I’m going to bring one other image into play here called Three Boys at Lake Tanganyika by Martin Munkacsi, as it was so significant to Cartier-Bresson on his fascinating journey through life. I remember when I first saw the photograph of the kids running towards the water that apparently changed everything I had been expecting to be blown away. I remember thinking its a nice image yet not exactly ground breaking. I dismissively thought I’ve seen it all before, yet what I forgot to realise is that what I had seen before all came after.. I was thinking in the context of the 21st century as opposed to the early 1930s when this image took effect upon Cartier-Bresson. Worth noting is that such a moment of spontaneity had been incredibly difficult to capture before the 35mm era in photography. The image became more significant to me many moons later when I looked again and thought yes, here is a kid with the gift of joy leading the others to the water, yet not leading through any form of plan or coercion. I quickly imagined Cartier-Bresson saw himself as this leading child bringing everyone with him towards the realisation of a more joyful less materialistic existence. In my mind I had gotten what he meant, what he felt he was about, his place, his purpose in the world.
If I were to hypothesise on why Cartier-Bresson virtually stopped taking photographs in the 1970s I would say that in the face of the rise of corporations & commercialism the utopian values projected in his images were becoming more distant for him to believe as a kind of emerging reality. I would surmise that with his heart feeling that his romantic view of the world was no longer within reach the only course of action was to accept this & return to painting. After all, frustration played no roll in the capturing of such joyful encapsulations of life.
That beckons the question in the 21st century why we should try to continuously emulate his work in an era with totally a different feel? I would ask why do we want to reiterate the joy of childhood to people when not only are we living in a more materialistic, regimented hierarchical system than Cartier-Bresson [here in the western world at least] but that system is also [to my mind at least] encroaching upon the joys & naivety of childhood itself. Is it not more becoming about projecting to others how we want them to think we feel as opposed to how we really feel underneath?

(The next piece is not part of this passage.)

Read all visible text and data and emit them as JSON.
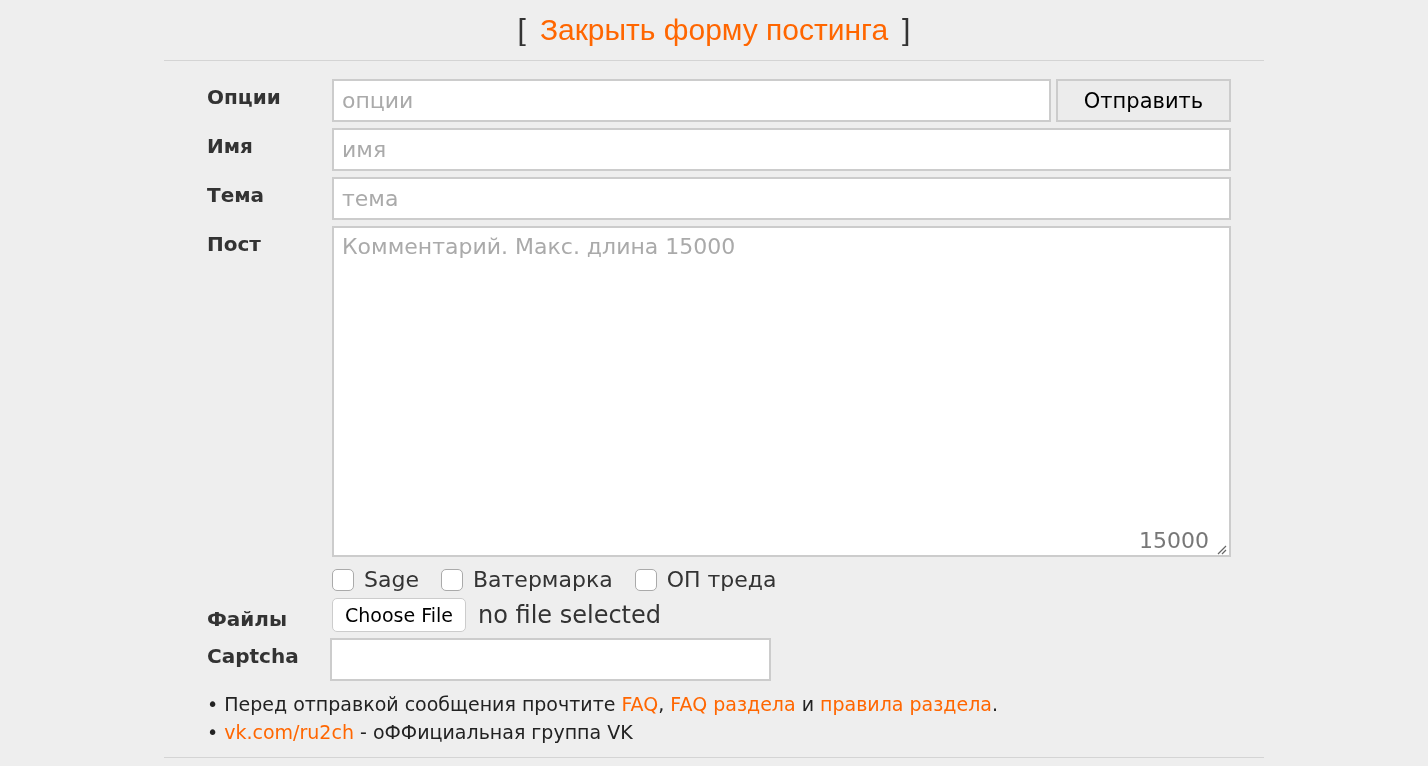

A bit like so many of our facebook photographs. Could it be about a desire to detach from the unpleasantries of our era? Do we want today’s documentary images to keep reminding us of the 1950s?

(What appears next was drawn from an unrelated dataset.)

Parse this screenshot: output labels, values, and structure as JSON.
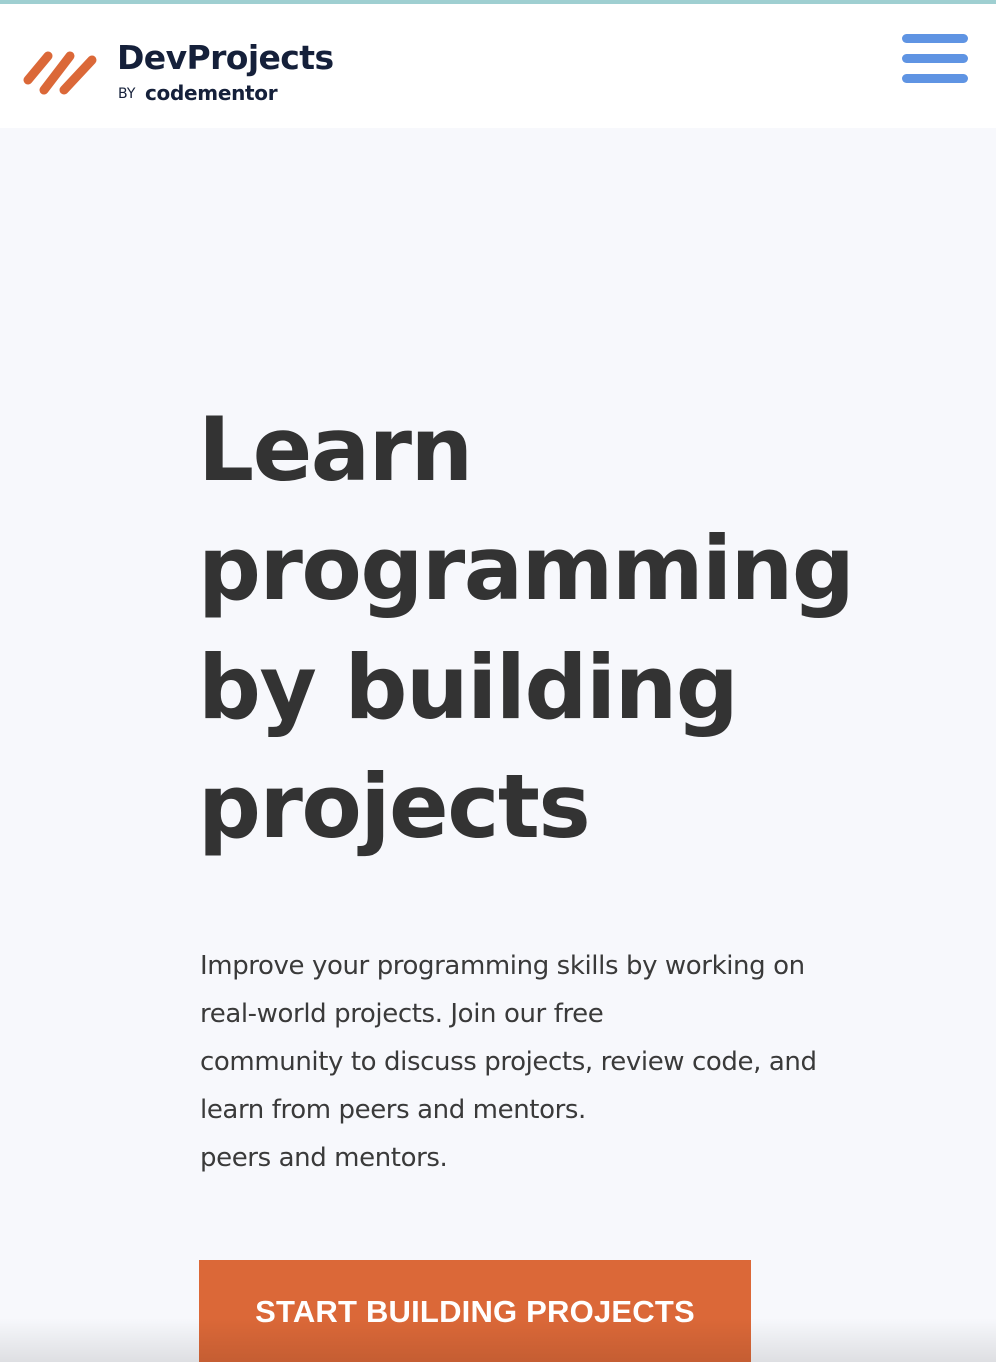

Yes of course we can take influence from Cartier-Bresson and apply it to our expression of our age yet it seems plainly obvious to me that continued emulation of his ideas alone is more about detraction from our own era and its true meaning. Yes, its nice when a photograph spreads feelings of joy and inclusion but if that’s not what the whole of the heart feels it is not a true picture.. and that’s the part that might take time to figure out.